- What is expected
Show each line of the data below in which "Components" occurs.

[Stored dataset items]
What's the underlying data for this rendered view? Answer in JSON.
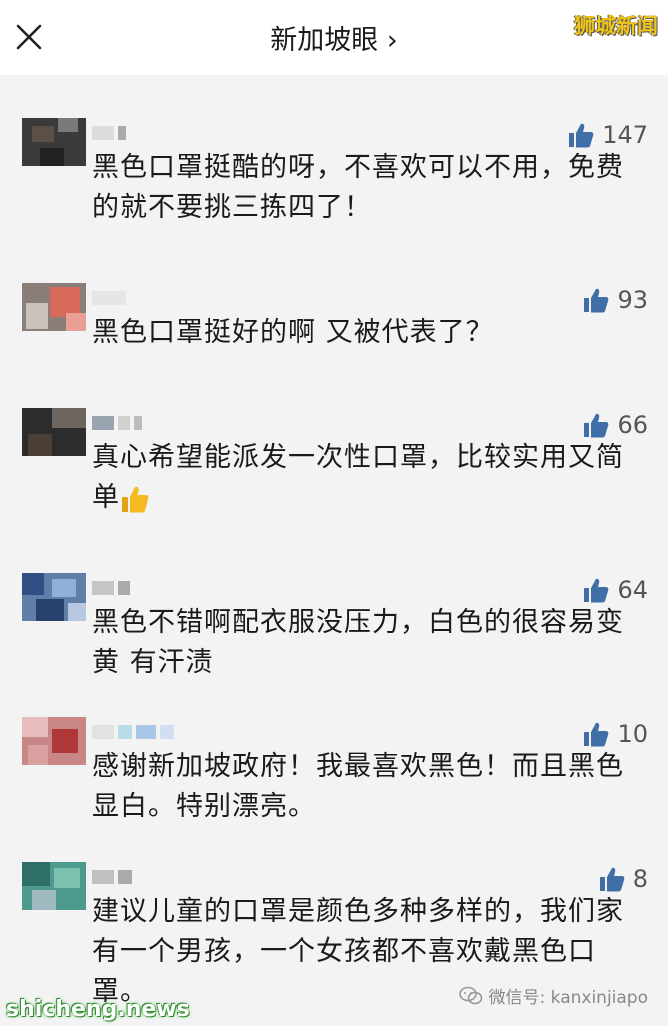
{
  "header": {
    "title": "新加坡眼 ›",
    "watermark": "狮城新闻"
  },
  "comments": [
    {
      "likes": "147",
      "text": "黑色口罩挺酷的呀，不喜欢可以不用，免费的就不要挑三拣四了！"
    },
    {
      "likes": "93",
      "text": "黑色口罩挺好的啊 又被代表了？"
    },
    {
      "likes": "66",
      "text": "真心希望能派发一次性口罩，比较实用又简单",
      "emoji": "thumbs-up-emoji"
    },
    {
      "likes": "64",
      "text": "黑色不错啊配衣服没压力，白色的很容易变黄 有汗渍"
    },
    {
      "likes": "10",
      "text": "感谢新加坡政府！我最喜欢黑色！而且黑色显白。特别漂亮。"
    },
    {
      "likes": "8",
      "text": "建议儿童的口罩是颜色多种多样的，我们家有一个男孩，一个女孩都不喜欢戴黑色口罩。"
    }
  ],
  "footer": {
    "watermark": "shicheng.news",
    "wechat": "微信号: kanxinjiapo"
  },
  "colors": {
    "thumb": "#3f6fa6",
    "emoji": "#f5b921"
  },
  "icons": [
    "close-icon",
    "thumbs-up-icon",
    "wechat-icon"
  ]
}
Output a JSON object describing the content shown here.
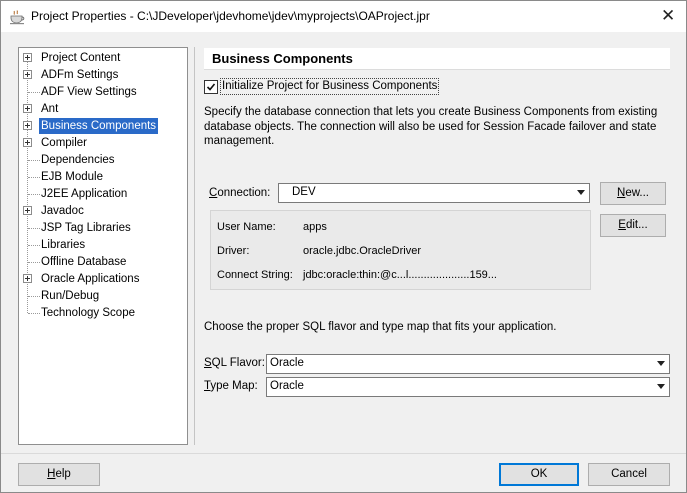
{
  "window": {
    "title": "Project Properties - C:\\JDeveloper\\jdevhome\\jdev\\myprojects\\OAProject.jpr",
    "close_glyph": "✕"
  },
  "tree": {
    "items": [
      {
        "label": "Project Content",
        "expandable": true
      },
      {
        "label": "ADFm Settings",
        "expandable": true
      },
      {
        "label": "ADF View Settings",
        "expandable": false
      },
      {
        "label": "Ant",
        "expandable": true
      },
      {
        "label": "Business Components",
        "expandable": true,
        "selected": true
      },
      {
        "label": "Compiler",
        "expandable": true
      },
      {
        "label": "Dependencies",
        "expandable": false
      },
      {
        "label": "EJB Module",
        "expandable": false
      },
      {
        "label": "J2EE Application",
        "expandable": false
      },
      {
        "label": "Javadoc",
        "expandable": true
      },
      {
        "label": "JSP Tag Libraries",
        "expandable": false
      },
      {
        "label": "Libraries",
        "expandable": false
      },
      {
        "label": "Offline Database",
        "expandable": false
      },
      {
        "label": "Oracle Applications",
        "expandable": true
      },
      {
        "label": "Run/Debug",
        "expandable": false
      },
      {
        "label": "Technology Scope",
        "expandable": false
      }
    ]
  },
  "panel": {
    "title": "Business Components",
    "init_checkbox": {
      "label": "Initialize Project for Business Components",
      "checked": true
    },
    "description": "Specify the database connection that lets you create Business Components from existing database objects.  The connection will also be used for Session Facade failover and state management.",
    "connection": {
      "label_pre": "",
      "label_mnemonic": "C",
      "label_post": "onnection:",
      "value": "DEV"
    },
    "new_button": {
      "mnemonic": "N",
      "rest": "ew..."
    },
    "edit_button": {
      "mnemonic": "E",
      "rest": "dit..."
    },
    "connection_info": {
      "user_name_label": "User Name:",
      "user_name_value": "apps",
      "driver_label": "Driver:",
      "driver_value": "oracle.jdbc.OracleDriver",
      "connect_string_label": "Connect String:",
      "connect_string_value": "jdbc:oracle:thin:@c...l....................159..."
    },
    "sql_hint": "Choose the proper SQL flavor and type map that fits your application.",
    "sql_flavor": {
      "label_mnemonic": "S",
      "label_post": "QL Flavor:",
      "value": "Oracle"
    },
    "type_map": {
      "label_mnemonic": "T",
      "label_post": "ype Map:",
      "value": "Oracle"
    }
  },
  "footer": {
    "help": {
      "mnemonic": "H",
      "rest": "elp"
    },
    "ok": "OK",
    "cancel": "Cancel"
  },
  "colors": {
    "selection": "#2a6ac8",
    "dialog_bg": "#f0f0f0",
    "button_bg": "#e1e1e1",
    "default_button_border": "#0078d7"
  }
}
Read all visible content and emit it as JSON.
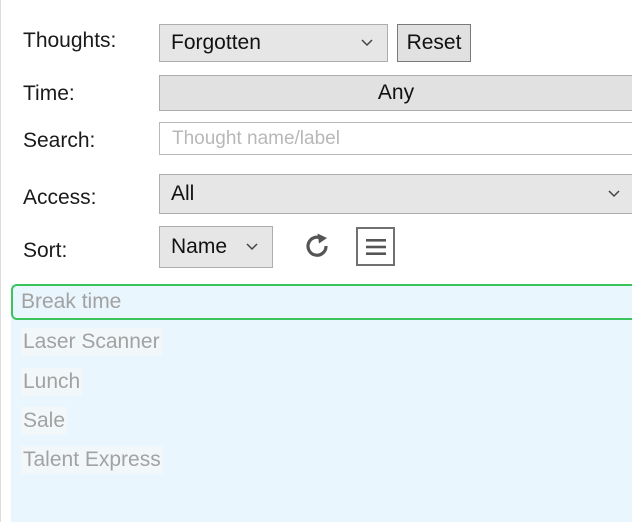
{
  "filters": {
    "thoughts": {
      "label": "Thoughts:",
      "selected": "Forgotten",
      "reset_label": "Reset"
    },
    "time": {
      "label": "Time:",
      "value": "Any"
    },
    "search": {
      "label": "Search:",
      "value": "",
      "placeholder": "Thought name/label"
    },
    "access": {
      "label": "Access:",
      "selected": "All"
    },
    "sort": {
      "label": "Sort:",
      "selected": "Name"
    }
  },
  "icons": {
    "refresh": "refresh-icon",
    "menu": "menu-icon"
  },
  "colors": {
    "list_background": "#eaf6fd",
    "selection_border": "#3cc45c",
    "item_text": "#a2a2a2",
    "control_background": "#e6e6e6"
  },
  "list": {
    "items": [
      "Break time",
      "Laser Scanner",
      "Lunch",
      "Sale",
      "Talent Express"
    ],
    "selected_index": 0
  }
}
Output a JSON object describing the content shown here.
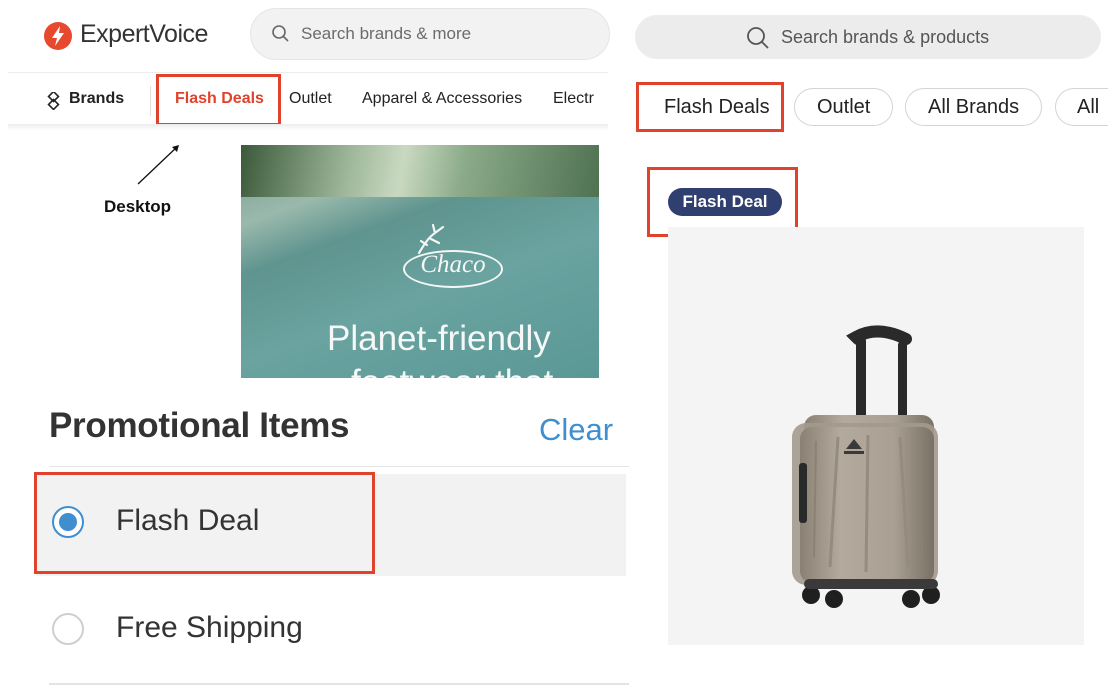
{
  "desktop": {
    "brand": {
      "name": "ExpertVoice",
      "icon": "bolt-icon",
      "color": "#e6492e"
    },
    "search_placeholder": "Search brands & more",
    "nav": {
      "brands": "Brands",
      "items": [
        "Flash Deals",
        "Outlet",
        "Apparel & Accessories",
        "Electr"
      ]
    },
    "annotation_label": "Desktop",
    "promo": {
      "brand": "Chaco",
      "headline": "Planet-friendly",
      "subline": "footwear that"
    },
    "filters": {
      "title": "Promotional Items",
      "clear": "Clear",
      "options": [
        {
          "label": "Flash Deal",
          "selected": true
        },
        {
          "label": "Free Shipping",
          "selected": false
        }
      ]
    }
  },
  "mobile": {
    "search_placeholder": "Search brands & products",
    "chips": [
      "Flash Deals",
      "Outlet",
      "All Brands",
      "All"
    ],
    "badge": "Flash Deal",
    "product_image": "carry-on-suitcase"
  },
  "colors": {
    "highlight": "#e0422b",
    "accent": "#3e8ed0",
    "badge": "#2f3f70"
  }
}
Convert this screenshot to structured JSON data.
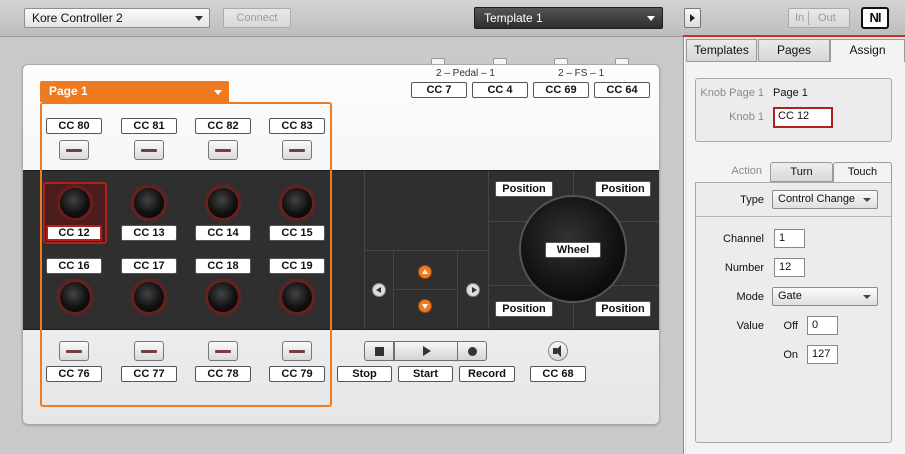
{
  "topbar": {
    "controller": "Kore Controller 2",
    "connect": "Connect",
    "template": "Template 1",
    "in": "In",
    "out": "Out",
    "logo": "NI"
  },
  "page": {
    "selector": "Page 1"
  },
  "pedal_group": "2 – Pedal – 1",
  "fs_group": "2 – FS – 1",
  "pedal_labels": [
    "CC 7",
    "CC 4",
    "CC 69",
    "CC 64"
  ],
  "top_buttons": [
    "CC 80",
    "CC 81",
    "CC 82",
    "CC 83"
  ],
  "knobs_row1": [
    "CC 12",
    "CC 13",
    "CC 14",
    "CC 15"
  ],
  "knobs_row2": [
    "CC 16",
    "CC 17",
    "CC 18",
    "CC 19"
  ],
  "bottom_buttons": [
    "CC 76",
    "CC 77",
    "CC 78",
    "CC 79"
  ],
  "transport": {
    "stop": "Stop",
    "start": "Start",
    "record": "Record",
    "volume": "CC 68"
  },
  "wheel": {
    "label": "Wheel",
    "pos_tl": "Position",
    "pos_tr": "Position",
    "pos_bl": "Position",
    "pos_br": "Position"
  },
  "right": {
    "tabs": [
      "Templates",
      "Pages",
      "Assign"
    ],
    "knob_page_label": "Knob Page 1",
    "knob_page_value": "Page 1",
    "knob_label": "Knob 1",
    "knob_value": "CC 12",
    "action_label": "Action",
    "subtabs": [
      "Turn",
      "Touch"
    ],
    "type_label": "Type",
    "type_value": "Control Change",
    "channel_label": "Channel",
    "channel_value": "1",
    "number_label": "Number",
    "number_value": "12",
    "mode_label": "Mode",
    "mode_value": "Gate",
    "value_label": "Value",
    "off_label": "Off",
    "off_value": "0",
    "on_label": "On",
    "on_value": "127"
  },
  "colors": {
    "accent": "#f07a1f",
    "selection": "#b0211e",
    "dark_panel": "#2f2f2f"
  }
}
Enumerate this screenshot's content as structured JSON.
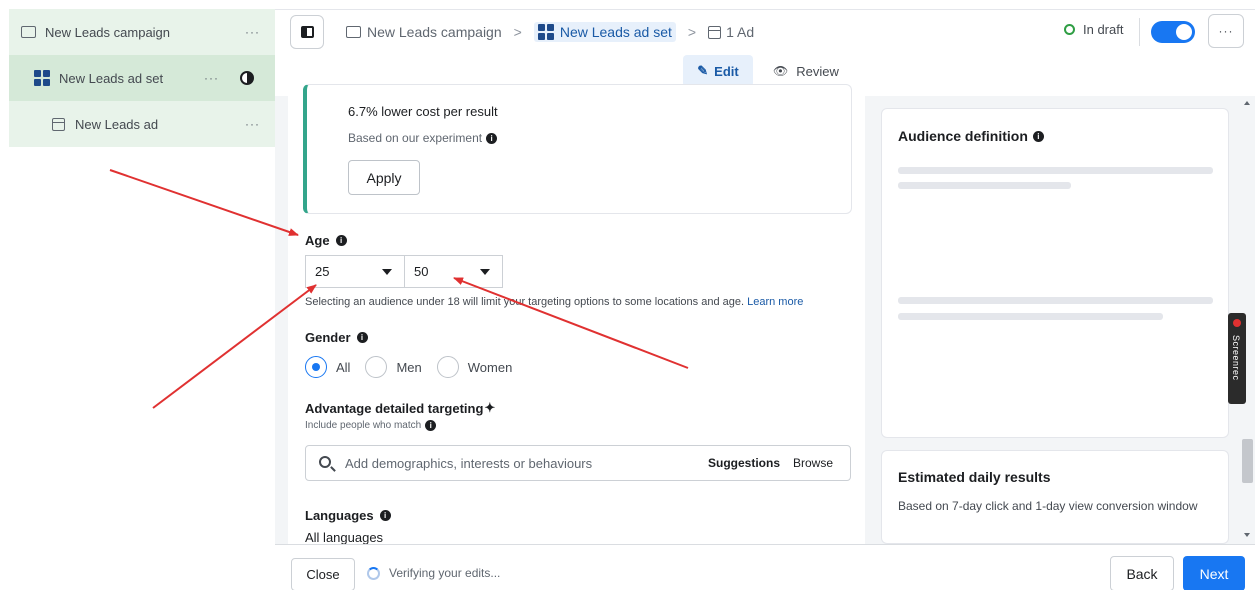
{
  "tree": {
    "campaign": {
      "label": "New Leads campaign",
      "more": "···"
    },
    "adset": {
      "label": "New Leads ad set",
      "more": "···"
    },
    "ad": {
      "label": "New Leads ad",
      "more": "···"
    }
  },
  "breadcrumb": {
    "campaign": "New Leads campaign",
    "adset": "New Leads ad set",
    "ad": "1 Ad",
    "separator": ">"
  },
  "header": {
    "status": "In draft",
    "more": "···",
    "status_color": "#2f9e44"
  },
  "tabs": {
    "edit": "Edit",
    "review": "Review"
  },
  "recommendation": {
    "title": "6.7% lower cost per result",
    "subtitle": "Based on our experiment",
    "apply": "Apply"
  },
  "age": {
    "label": "Age",
    "min": "25",
    "max": "50",
    "note": "Selecting an audience under 18 will limit your targeting options to some locations and age.",
    "learn_more": "Learn more"
  },
  "gender": {
    "label": "Gender",
    "options": [
      "All",
      "Men",
      "Women"
    ],
    "selected": "All"
  },
  "targeting": {
    "title": "Advantage detailed targeting",
    "sparkle": "✦",
    "include": "Include people who match",
    "placeholder": "Add demographics, interests or behaviours",
    "suggestions": "Suggestions",
    "browse": "Browse"
  },
  "languages": {
    "label": "Languages",
    "value": "All languages"
  },
  "audience_card": {
    "title": "Audience definition"
  },
  "results_card": {
    "title": "Estimated daily results",
    "description": "Based on 7-day click and 1-day view conversion window"
  },
  "footer": {
    "close": "Close",
    "verifying": "Verifying your edits...",
    "back": "Back",
    "next": "Next"
  },
  "overlay": {
    "screenrec": "Screenrec"
  },
  "colors": {
    "accent": "#1877f2",
    "tree_bg": "#e8f3ea",
    "annotation_arrows": "#e03131"
  }
}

- Task result
        "label": "Business Components",
    "title": "Business Components",
      "label": "Initialize Project for Business Components",
    "description": "Specify the database connection that lets you create Business Components from existing database objects.  The connection will also be used for Session Facade failover and state management.",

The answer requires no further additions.